INPUT section start

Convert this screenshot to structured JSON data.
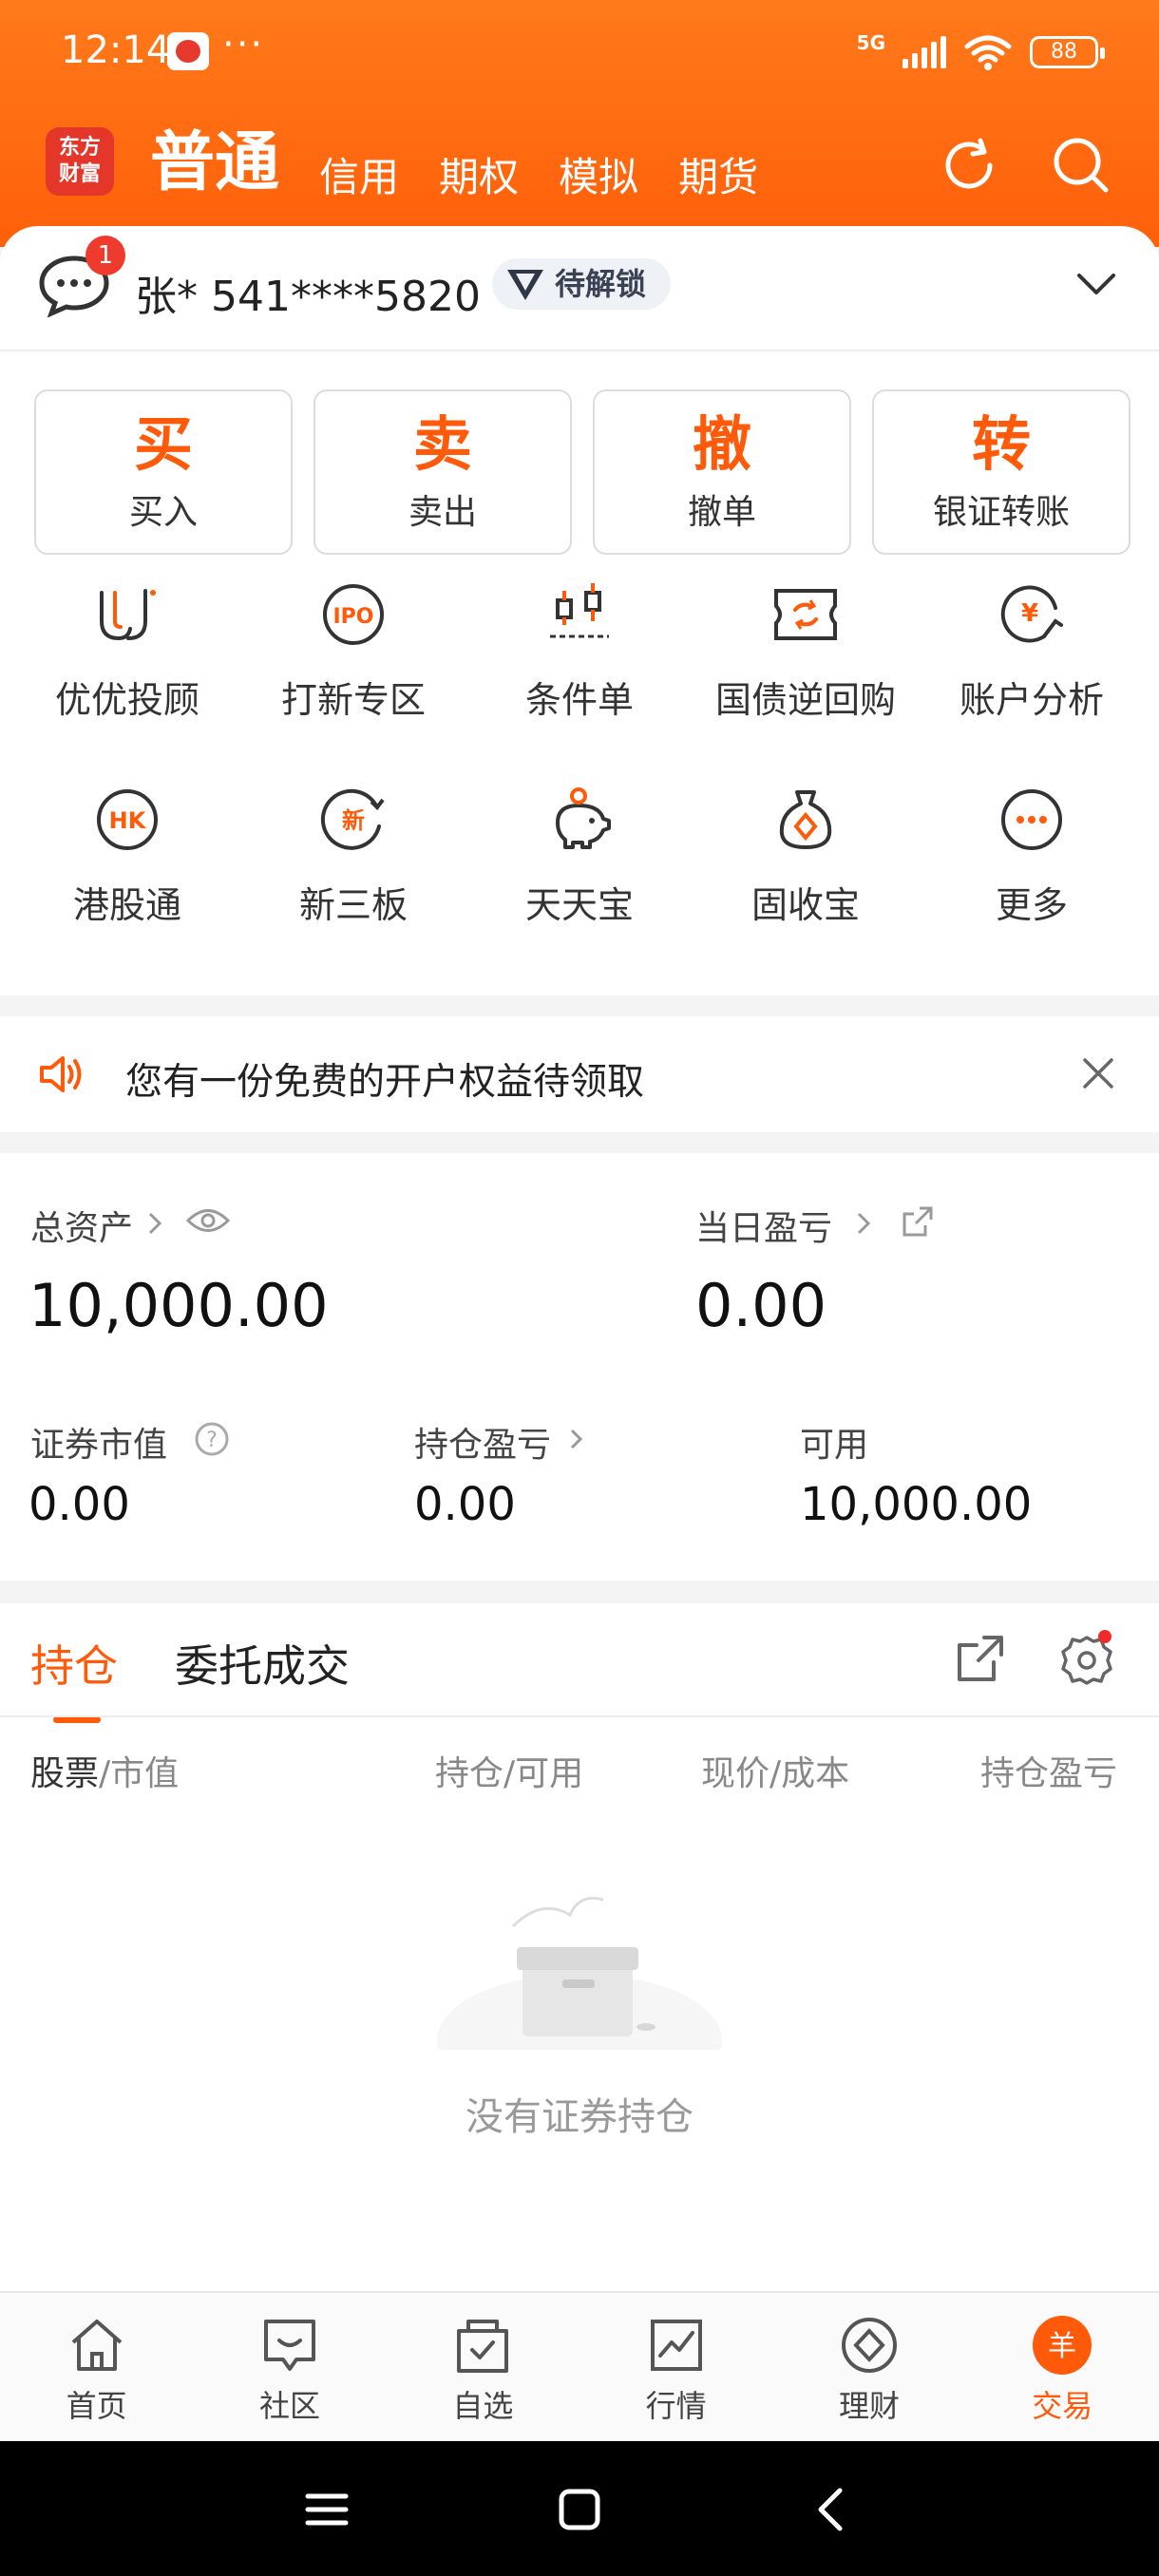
{
  "status": {
    "time": "12:14",
    "network": "5G",
    "battery": "88"
  },
  "topnav": {
    "logo_line1": "东方",
    "logo_line2": "财富",
    "tabs": [
      "普通",
      "信用",
      "期权",
      "模拟",
      "期货"
    ]
  },
  "account": {
    "unread": "1",
    "label": "张* 541****5820",
    "vip_label": "待解锁"
  },
  "trade_buttons": [
    {
      "key": "买",
      "label": "买入"
    },
    {
      "key": "卖",
      "label": "卖出"
    },
    {
      "key": "撤",
      "label": "撤单"
    },
    {
      "key": "转",
      "label": "银证转账"
    }
  ],
  "grid": [
    {
      "label": "优优投顾",
      "icon": "uu-advisor-icon"
    },
    {
      "label": "打新专区",
      "icon": "ipo-icon"
    },
    {
      "label": "条件单",
      "icon": "condition-order-icon"
    },
    {
      "label": "国债逆回购",
      "icon": "reverse-repo-icon"
    },
    {
      "label": "账户分析",
      "icon": "account-analysis-icon"
    },
    {
      "label": "港股通",
      "icon": "hk-connect-icon"
    },
    {
      "label": "新三板",
      "icon": "neeq-icon"
    },
    {
      "label": "天天宝",
      "icon": "piggy-bank-icon"
    },
    {
      "label": "固收宝",
      "icon": "money-bag-icon"
    },
    {
      "label": "更多",
      "icon": "more-icon"
    }
  ],
  "notice": {
    "text": "您有一份免费的开户权益待领取"
  },
  "assets": {
    "total_label": "总资产",
    "total_value": "10,000.00",
    "daily_label": "当日盈亏",
    "daily_value": "0.00",
    "market_label": "证券市值",
    "market_value": "0.00",
    "holding_pl_label": "持仓盈亏",
    "holding_pl_value": "0.00",
    "available_label": "可用",
    "available_value": "10,000.00"
  },
  "positions": {
    "tabs": [
      "持仓",
      "委托成交"
    ],
    "col_stock": "股票",
    "col_stock_sub": "/市值",
    "col_hold": "持仓/可用",
    "col_price": "现价/成本",
    "col_pl": "持仓盈亏",
    "empty": "没有证券持仓"
  },
  "tabbar": [
    {
      "label": "首页",
      "icon": "home-icon"
    },
    {
      "label": "社区",
      "icon": "community-icon"
    },
    {
      "label": "自选",
      "icon": "watchlist-icon"
    },
    {
      "label": "行情",
      "icon": "market-icon"
    },
    {
      "label": "理财",
      "icon": "wealth-icon"
    },
    {
      "label": "交易",
      "icon": "trade-icon"
    }
  ],
  "colors": {
    "accent": "#ff5a0a",
    "header": "#ff6a10"
  }
}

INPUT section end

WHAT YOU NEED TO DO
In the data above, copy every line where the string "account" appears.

ANSWER SPACE
  "account": {
      "icon": "account-analysis-icon"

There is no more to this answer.